“Comanche chief Quanah Parker was a son of two cultures. He was born about 1845 along Elk Creek, Indian Territory (Oklahoma). His Anglo mother was Cynthia Ann Parker, taken captive in a May 1836 raid and adopted by Qua-Ha-Di (Antelope) Comanches, and his father was Comanche chief Peta Nocona. Texas Rangers reclaimed Cynthia Ann in an 1860 fight at the Pease River. Nocona died soon after, and Cynthia Ann lived with relatives near Birdville in Tarrant County before dying with no further contact with her Comanche family. Becoming chief upon his father's death, Quanah refused to sign the 1867 Medicine Lodge Treaty that sent many Plains Indians to reservations. Instead, he led raids in Texas and Mexico for another seven years, likely including the last foray into Tarrant County in June 1871. That winter, Quanah's band eluded Col. Ronald Mackenzie's Fourth U.S. Cavalry across the Texas panhandle. Comanche losses during the 1874 Panhandle Battle of Adobe Walls, in which Quanah was wounded, followed by a harsh winter, finally brought him and fewer than 100 remaining Qua-Ha-Di to the reservation at Fort Sill, Indian Territory in May 1875. Quanah served as liaison between his people and the Bureau of Indian Affairs. He proved to be a pragmatic leader, encouraging the Comanches to take up ranching and farming, and to educate their children in government schools. Quanah prospered through his investments and built his spacious "Star House" near Cache, OK. He traveled widely, giving speeches and interviews and participating in wild west shows, the Texas State Fair, Texas Cattle Raisers Association gathering and the Fort Worth Fat Stock Show. Quanah visited Fort Worth and the Stockyards on many occasions. He died in 1911 and is buried at Fort Sill.” 131 E. Exchange at the Fort Worth Stockyards.
Hardeman County Courthouse, 1908:
This brick courthouse was designed in Beaux-Arts style by architect R.H. Stuckey. When county residents voted to determine whether to move the county seat from Margaret, Texas to Quanah, a resident’s voting place was determined by where they had their laundry done. It was a clean election. The Hardeman County monument, the courthouse’s Texas Historical Marker, and the Quanah Parker Monument are located on the courthouse grounds. Open Mon-Fri, 9am-4pm. (940) 663-2961. 300 Main Street.   
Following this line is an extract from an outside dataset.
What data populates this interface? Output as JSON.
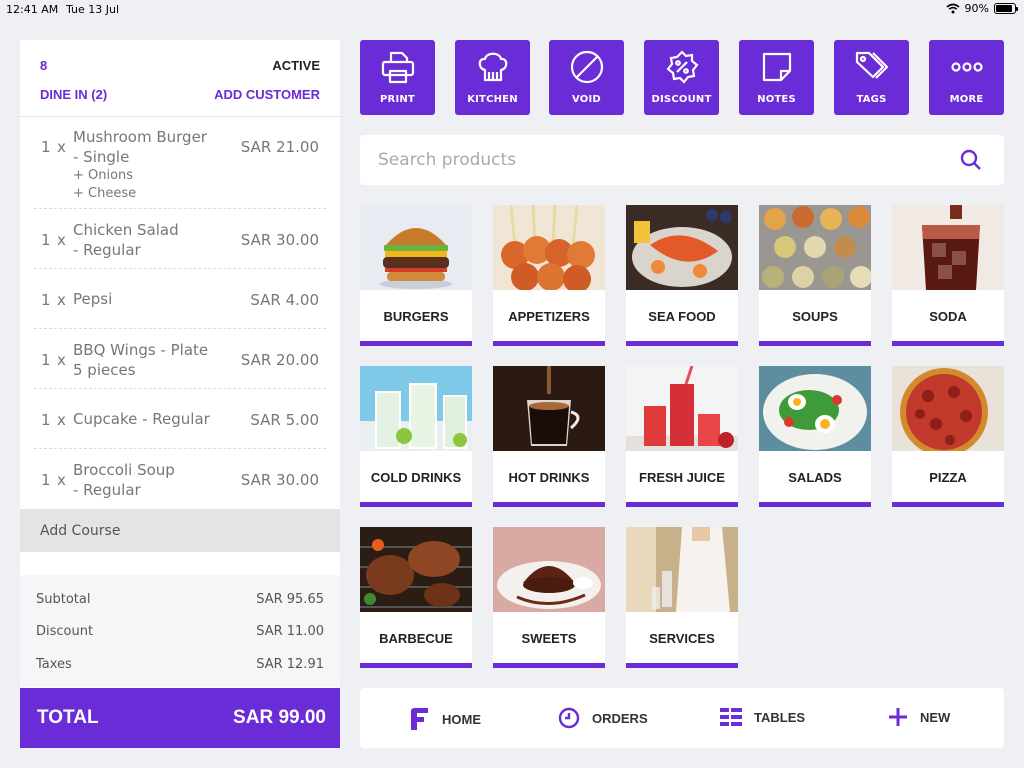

Quanah Senior Citizens Center:
(940) 663-2412. 1410 Shaw Street. 
Quanah Community Center:
The building is available for event rentals. (940) 663-5336. 1600 Airport Road.

Annual Red River Valley Yard Sale on U.S. 82 and U.S. 287, First Friday & Saturday in June:
The yard sale is located on U.S. 82 from Clarksville, Texas to Seymour, Texas, and on U.S. 287 from Vernon to Bowie, for a total of 350 miles of yard sale. Participating towns and sites include the Bonham Visitor Center (327 N. Main), Callisburg City Hall (59 Campbell), Clarksville’s Gateway Antiques on the Square (125 Locust), Denison Chamber of Commerce (313 W. Woodard Street), Gainesville’s Radcliff’s Buffalo Nickel (201 W. U.S. 82), Henrietta Dairy Queen (927 E. Omega), Holliday’s RT’s Food Store (206 W. Olive), Honey Grove Public Library (500 6th Street), Muenster Antique Mall (405 E. Division), Munday Chamber of Commerce (121 E. B Street), New Boston T & P Trailhead Park (South Ellis and SE Front Streets), Nocona Dairy queen (301 E. U.S. 82), Paris Chamber of Commerce (8 West Plaza), Quanah Chamber of Commerce (220 S. Main), Saint Jo’s Gas Station (306 S. Broad), Seymour Chamber of Commerce (400 N. Main), Sherman’s A Touch of Class Antiques (118 W. Lamar), Vernon Chamber of Commerce (1614 Main Street), and the Whitesboro Dairy Queen (1001 U.S. 377 North). Red River Valley Tourism Association: (800) 782-7167. (940) 538-6768. For more information call the Quanah Chamber of Commerce at (940) 663-2222. Quanah Chamber Email  Map of Participating Towns
Annual Fall Festival, Sept:
Activities include an arts and crafts show, the Century Car and Tractor Show, the Quanah High School Alumni Reunion, a dinner, contests and games, vendors and merchants, live entertainment all day, and more. (940) 663-2222. Email